Also serving the communities of De Luz, Rainbow, Camp Pendleton, Pala and Pauma

Where do Fallbrook smokers get marijuana?

This is the third installment of a three-part series on marijuana and its relationship to the Fallbrook community, specifically the community’s youth.

How do young people in the Fallbrook area get their hands on marijuana?

It seems that much of the marijuana in Fallbrook comes from home-cultivated outdoor marijuana gardens called “grows” and these sites are increasing.

According to officers assigned to the Fallbrook Sheriff’s Substation, they seized 67, 725 marijuana plants from outdoor grow sites in 2008.

That number almost doubled in 2009 when Sheriff’s deputies seized 119,560 plants in the Fallbrook area. That means that in 2009 there were nearly 6,832 plants for every square mile in Fallbrook.

Fallbrook’s rural location makes it ideal for growing marijuana.

“We find grows all over the Fallbrook and Rainbow areas,” says Deputy Steve Reed with the narcotics task force. “Most of them are contiguous to areas like avocado and orange orchards - any place they can steal water from legitimate crops. [The illicit growers] tie into the hard water line, bury their line in the brush, and drag it, sometimes up to three miles, to their plants.”

It’s unclear how much of the pot grown on these illegal sites actually makes it into hands of Fallbrook residents.

What is clear is that youth in Fallbrook seem to have no problem obtaining marijuana.

“You can get some weed in less than 30 minutes,” says Deisy Salas, a Fallbrook High School student and member of the Fallbrook Youth Prevention Group. “Everybody knows people who sell it.”

Salas says that friends are the primary source of marijuana for students at the high school. “I don’t know where their friends get it from.” Salas says she has never personally seen anyone smoking marijuana on the school campus.

“A lot of people do it, but no one wants to tell on their friends and get them in trouble. They don’t want to be the tattletale.”

Salas believes that school officials need to do more.

“Sometimes the police dogs sniff around the school but that’s not enough,” she says. “Students smoke weed on my bus. Everyone can smell it.”

The presence of these illegal grow sites is a concern for Robert Riedel, owner of Mother Earth Alternative Healing, which was Fallbrook’s only known medical marijuana shop, forced to close its doors in February.

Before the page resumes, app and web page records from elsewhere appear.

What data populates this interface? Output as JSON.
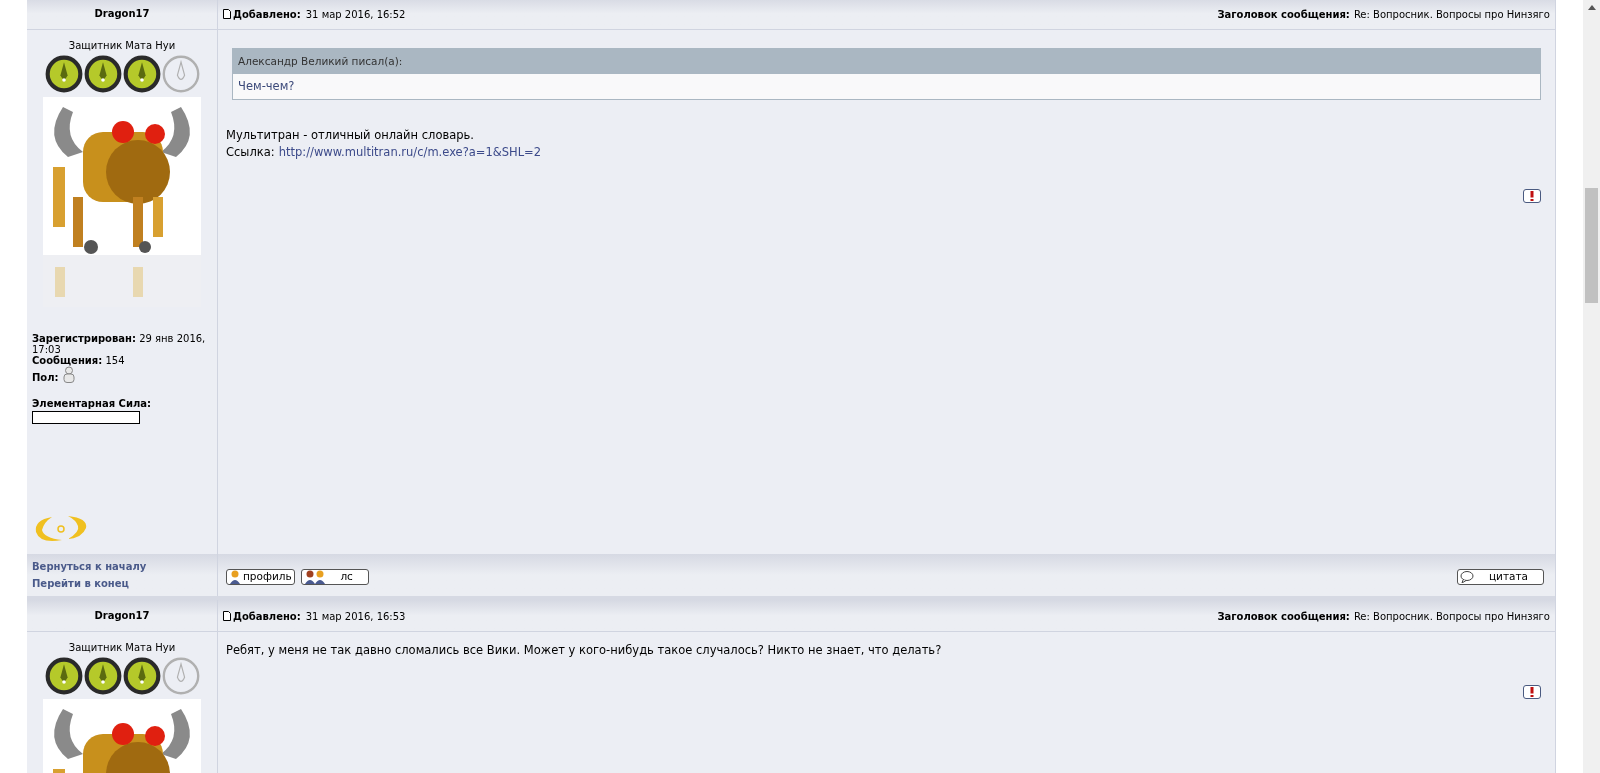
{
  "posts": [
    {
      "author": "Dragon17",
      "rank_title": "Защитник Мата Нуи",
      "rank_orbs": [
        {
          "lit": true
        },
        {
          "lit": true
        },
        {
          "lit": true
        },
        {
          "lit": false
        }
      ],
      "posted_label": "Добавлено:",
      "posted": "31 мар 2016, 16:52",
      "subject_label": "Заголовок сообщения:",
      "subject": "Re: Вопросник. Вопросы про Нинзяго",
      "profile": [
        {
          "label": "Зарегистрирован:",
          "value": "29 янв 2016, 17:03"
        },
        {
          "label": "Сообщения:",
          "value": "154"
        },
        {
          "label": "Пол:",
          "kind": "icon"
        }
      ],
      "power_label": "Элементарная Сила:",
      "quote": {
        "author": "Александр Великий писал(а):",
        "text": "Чем-чем?"
      },
      "body": [
        "Мультитран - отличный онлайн словарь."
      ],
      "link": {
        "label": "Ссылка:",
        "url": "http://www.multitran.ru/c/m.exe?a=1&SHL=2"
      },
      "footer_links": [
        "Вернуться к началу",
        "Перейти в конец"
      ],
      "buttons": [
        {
          "label": "профиль",
          "kind": "profile"
        },
        {
          "label": "лс",
          "kind": "pm"
        }
      ],
      "quote_button": "цитата"
    },
    {
      "author": "Dragon17",
      "rank_title": "Защитник Мата Нуи",
      "rank_orbs": [
        {
          "lit": true
        },
        {
          "lit": true
        },
        {
          "lit": true
        },
        {
          "lit": false
        }
      ],
      "posted_label": "Добавлено:",
      "posted": "31 мар 2016, 16:53",
      "subject_label": "Заголовок сообщения:",
      "subject": "Re: Вопросник. Вопросы про Нинзяго",
      "body": [
        "Ребят, у меня не так давно сломались все Вики. Может у кого-нибудь такое случалось? Никто не знает, что делать?"
      ]
    }
  ]
}
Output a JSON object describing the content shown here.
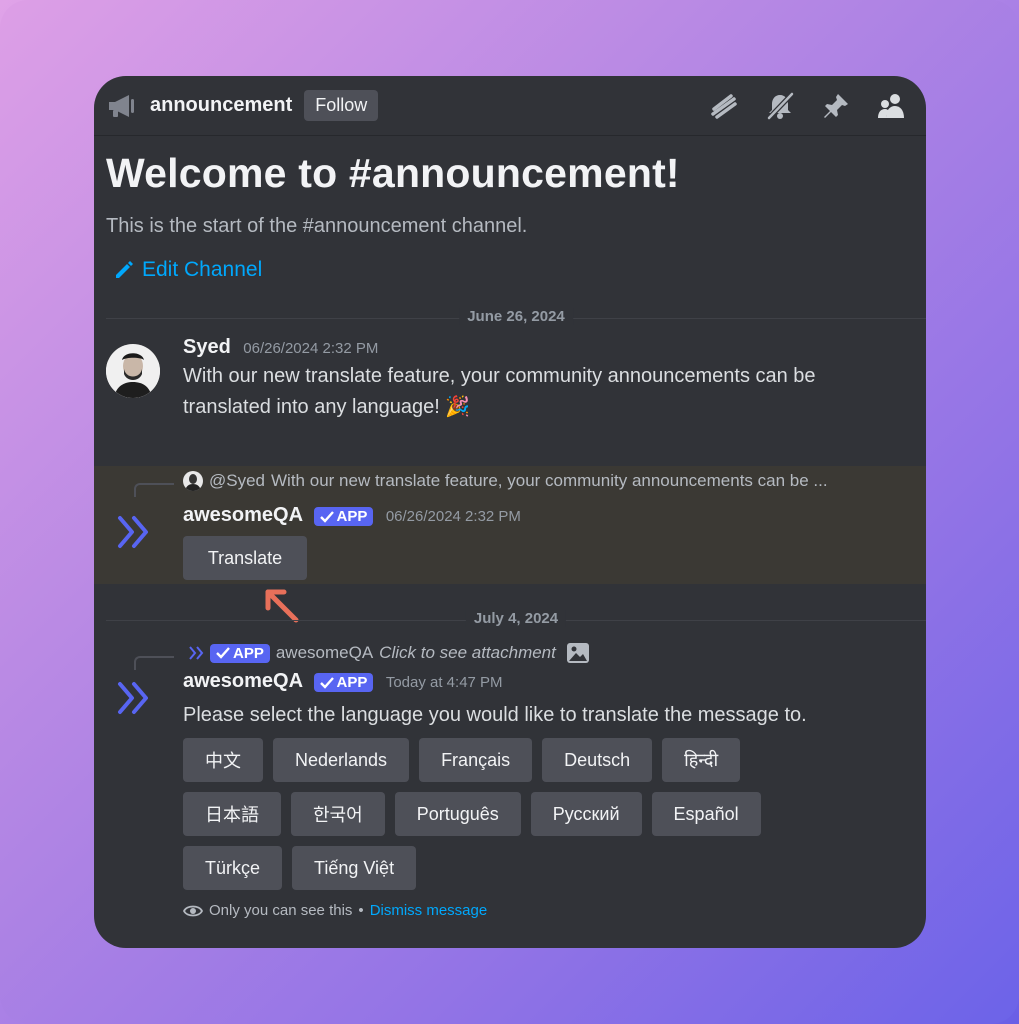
{
  "header": {
    "channel_name": "announcement",
    "follow_label": "Follow",
    "icons": [
      "megaphone-icon",
      "threads-icon",
      "notifications-muted-icon",
      "pin-icon",
      "members-icon"
    ]
  },
  "welcome": {
    "title": "Welcome to #announcement!",
    "subtitle": "This is the start of the #announcement channel.",
    "edit_label": "Edit Channel"
  },
  "dividers": {
    "first": "June 26, 2024",
    "second": "July 4, 2024"
  },
  "message1": {
    "author": "Syed",
    "timestamp": "06/26/2024 2:32 PM",
    "line1": "With our new translate feature, your community announcements can be",
    "line2": "translated into any language! 🎉"
  },
  "message2": {
    "reply_author": "@Syed",
    "reply_text": "With our new translate feature, your community announcements can be ...",
    "author": "awesomeQA",
    "badge": "APP",
    "timestamp": "06/26/2024 2:32 PM",
    "button_label": "Translate"
  },
  "message3": {
    "reply_badge": "APP",
    "reply_author": "awesomeQA",
    "reply_text": "Click to see attachment",
    "author": "awesomeQA",
    "badge": "APP",
    "timestamp": "Today at 4:47 PM",
    "text": "Please select the language you would like to translate the message to.",
    "languages": [
      [
        "中文",
        "Nederlands",
        "Français",
        "Deutsch",
        "हिन्दी"
      ],
      [
        "日本語",
        "한국어",
        "Português",
        "Русский",
        "Español"
      ],
      [
        "Türkçe",
        "Tiếng Việt"
      ]
    ],
    "ephemeral_text": "Only you can see this",
    "separator": "•",
    "dismiss_label": "Dismiss message"
  },
  "colors": {
    "accent": "#5865f2",
    "link": "#00a8fc",
    "annotation_arrow": "#e8705a"
  }
}
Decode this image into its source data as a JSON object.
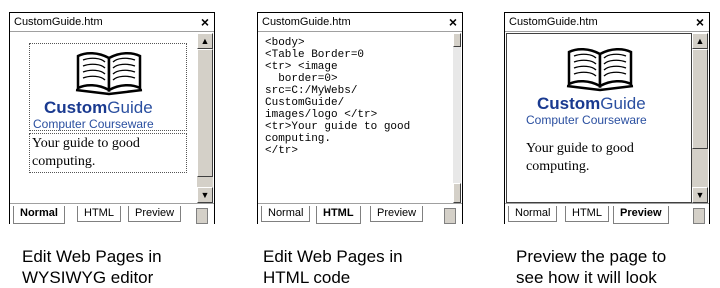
{
  "panels": [
    {
      "title": "CustomGuide.htm",
      "close": "×",
      "tabs": [
        "Normal",
        "HTML",
        "Preview"
      ],
      "active_tab": "Normal",
      "logo": {
        "word_bold": "Custom",
        "word_light": "Guide",
        "sub": "Computer Courseware"
      },
      "body_text": [
        "Your guide to good",
        "computing."
      ],
      "caption": [
        "Edit Web Pages in",
        "WYSIWYG editor"
      ]
    },
    {
      "title": "CustomGuide.htm",
      "close": "×",
      "tabs": [
        "Normal",
        "HTML",
        "Preview"
      ],
      "active_tab": "HTML",
      "code": "<body>\n<Table Border=0\n<tr> <image\n  border=0>\nsrc=C:/MyWebs/\nCustomGuide/\nimages/logo </tr>\n<tr>Your guide to good\ncomputing.\n</tr>",
      "caption": [
        "Edit Web Pages in",
        "HTML code"
      ]
    },
    {
      "title": "CustomGuide.htm",
      "close": "×",
      "tabs": [
        "Normal",
        "HTML",
        "Preview"
      ],
      "active_tab": "Preview",
      "logo": {
        "word_bold": "Custom",
        "word_light": "Guide",
        "sub": "Computer Courseware"
      },
      "body_text": [
        "Your guide to good",
        "computing."
      ],
      "caption": [
        "Preview the page to",
        "see how it will look"
      ]
    }
  ],
  "scroll_arrows": {
    "up": "▲",
    "down": "▼"
  }
}
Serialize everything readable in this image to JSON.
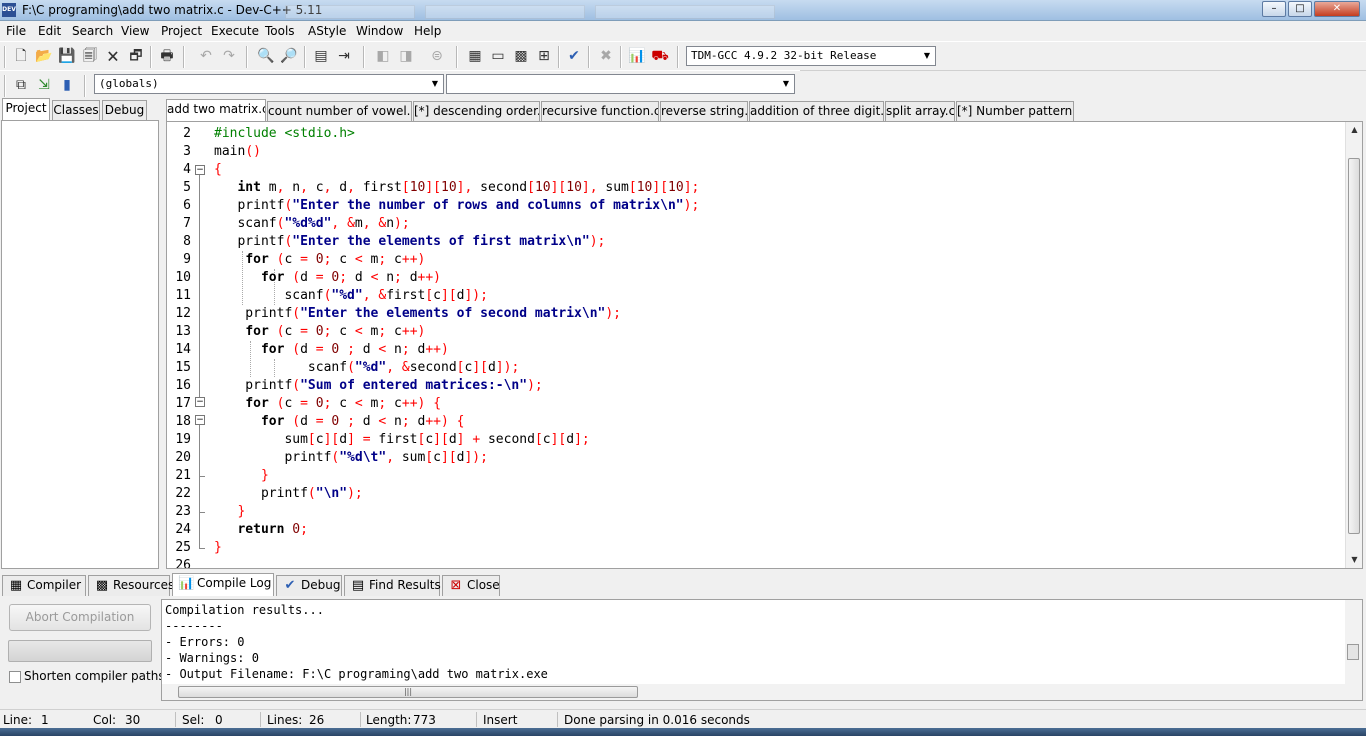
{
  "window": {
    "title": "F:\\C programing\\add two matrix.c - Dev-C++ 5.11",
    "icon_label": "DEV"
  },
  "menu": [
    "File",
    "Edit",
    "Search",
    "View",
    "Project",
    "Execute",
    "Tools",
    "AStyle",
    "Window",
    "Help"
  ],
  "toolbar": {
    "compiler_select": "TDM-GCC 4.9.2 32-bit Release",
    "scope_select": "(globals)",
    "member_select": ""
  },
  "left_tabs": [
    "Project",
    "Classes",
    "Debug"
  ],
  "file_tabs": [
    "add two matrix.c",
    "count number of vowel.c",
    "[*] descending order.c",
    "recursive function.c",
    "reverse string.c",
    "addition of three digit.c",
    "split array.c",
    "[*] Number pattern.c"
  ],
  "editor": {
    "line_numbers": [
      "2",
      "3",
      "4",
      "5",
      "6",
      "7",
      "8",
      "9",
      "10",
      "11",
      "12",
      "13",
      "14",
      "15",
      "16",
      "17",
      "18",
      "19",
      "20",
      "21",
      "22",
      "23",
      "24",
      "25",
      "26"
    ]
  },
  "bottom_tabs": [
    "Compiler",
    "Resources",
    "Compile Log",
    "Debug",
    "Find Results",
    "Close"
  ],
  "compile_panel": {
    "abort_label": "Abort Compilation",
    "shorten_label": "Shorten compiler paths",
    "log": [
      "Compilation results...",
      "--------",
      "- Errors: 0",
      "- Warnings: 0",
      "- Output Filename: F:\\C programing\\add two matrix.exe"
    ]
  },
  "status": {
    "line_label": "Line:",
    "line_value": "1",
    "col_label": "Col:",
    "col_value": "30",
    "sel_label": "Sel:",
    "sel_value": "0",
    "lines_label": "Lines:",
    "lines_value": "26",
    "length_label": "Length:",
    "length_value": "773",
    "mode": "Insert",
    "message": "Done parsing in 0.016 seconds"
  }
}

“The black market doesn’t ask for identification,” says Riedel. “They don’t care how old their customers are. Teenagers shouldn’t have access to marijuana.”

To comment on this story online, visit


Reader Comments(0)